But if there is deemed to be statistical correlation between advertising and an increase in the uptake of smoking, how can there not be a causal link between advertising and increased numbers seeking abortion? And surely there must be, for why else would ‘charities’ like BPAS and Marie Stopes wish to spend millions on such advertising? And His Grace refers to ‘charities’ because he was under the impression that such organisations act benevolently and often voluntarily, frequently dependent on public charitable giving. BPAS and Maries Stopes obtain much of their incomes (amounting to tens of millions of pounds) from their ‘partnership’ with the NHS. The NHS is financed by government: government is financed by the taxpayer: the taxpayer is you. Ergo, you are paying for BPAS and Marie Stopes to promote their ‘post-conception advisory services’.
Their primary mission is to ‘protect’ pregnant women from pregnancy advisory services which do not provide abortion: God forbid that they might lose ‘customers’ to pro-life agencies. Yet it is ironic that one of the few human pursuits which still may not be screened on British television is the termination of a baby. If abortion may not be screened, how can BPAS and Marie Stopes possibly be truthful and transparent, as all advertisements must be in order to conform to the requirements of the ASA? Surely, if advertisers omit key facts about the baby’s development, how the procedure is carried out, and the implications for the woman’s mental health, they will fall foul of advertising standards and find themselves in breach their duty of trust.
All tobacco advertising must carry a Government Health Warning, and there is a statutory obligation upon all providers of financial services to disclose a raft of tedious details. Will advertisements for abortion be forced to carry warnings about the high risks of guilt and depression? Will they offer accompanying psychiatric services? Will they be frank and open about the serious psychological, spiritual and physical impact of abortion?
Or will they ignore them? Will they suggest that the tortuous invasive process is, in fact, quite pleasant; a little like a walk in the park? Will they make abortion sound rather attractive in order to persuade women and girls of its benefits and to promote its merits above its demerits. Why otherwise would providers spend money promoting their services if they could not somehow recoup their investment?

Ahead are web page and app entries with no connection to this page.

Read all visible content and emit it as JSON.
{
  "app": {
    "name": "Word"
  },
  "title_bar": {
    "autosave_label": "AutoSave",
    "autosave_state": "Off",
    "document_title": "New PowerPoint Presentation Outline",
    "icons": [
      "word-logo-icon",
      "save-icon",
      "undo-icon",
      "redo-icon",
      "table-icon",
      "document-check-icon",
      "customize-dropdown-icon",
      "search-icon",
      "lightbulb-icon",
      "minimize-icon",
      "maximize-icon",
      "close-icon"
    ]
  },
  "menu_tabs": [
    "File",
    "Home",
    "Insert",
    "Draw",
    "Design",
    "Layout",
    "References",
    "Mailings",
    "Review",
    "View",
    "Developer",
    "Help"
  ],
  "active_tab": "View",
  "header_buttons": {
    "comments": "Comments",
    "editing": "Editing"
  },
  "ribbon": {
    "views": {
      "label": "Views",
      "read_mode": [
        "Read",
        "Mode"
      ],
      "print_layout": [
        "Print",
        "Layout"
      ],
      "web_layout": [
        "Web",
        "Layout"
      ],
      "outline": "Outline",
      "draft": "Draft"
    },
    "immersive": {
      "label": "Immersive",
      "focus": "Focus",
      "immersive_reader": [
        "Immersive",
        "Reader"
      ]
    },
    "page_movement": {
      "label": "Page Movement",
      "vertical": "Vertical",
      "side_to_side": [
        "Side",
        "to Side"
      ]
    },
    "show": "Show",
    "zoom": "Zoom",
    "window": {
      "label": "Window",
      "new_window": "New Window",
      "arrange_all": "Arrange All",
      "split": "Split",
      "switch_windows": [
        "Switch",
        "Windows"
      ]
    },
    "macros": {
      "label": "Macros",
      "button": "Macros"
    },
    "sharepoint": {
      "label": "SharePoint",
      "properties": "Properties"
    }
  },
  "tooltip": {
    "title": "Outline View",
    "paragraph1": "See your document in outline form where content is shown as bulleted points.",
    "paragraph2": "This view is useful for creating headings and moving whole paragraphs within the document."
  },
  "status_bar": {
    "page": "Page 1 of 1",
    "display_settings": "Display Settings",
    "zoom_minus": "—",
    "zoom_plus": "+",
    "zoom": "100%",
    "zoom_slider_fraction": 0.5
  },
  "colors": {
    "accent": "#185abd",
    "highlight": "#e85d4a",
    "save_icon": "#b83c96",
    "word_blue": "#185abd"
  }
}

How abhorrent, shameful and profoundly immoral it is to shroud the horrors of abortion in lightness and joy, to sell them as we do instant coffee and crisps, and to promote the ‘post-conception advisory services’ of the likes of BPAS and Marie Stopes as though they were no different from Specsavers.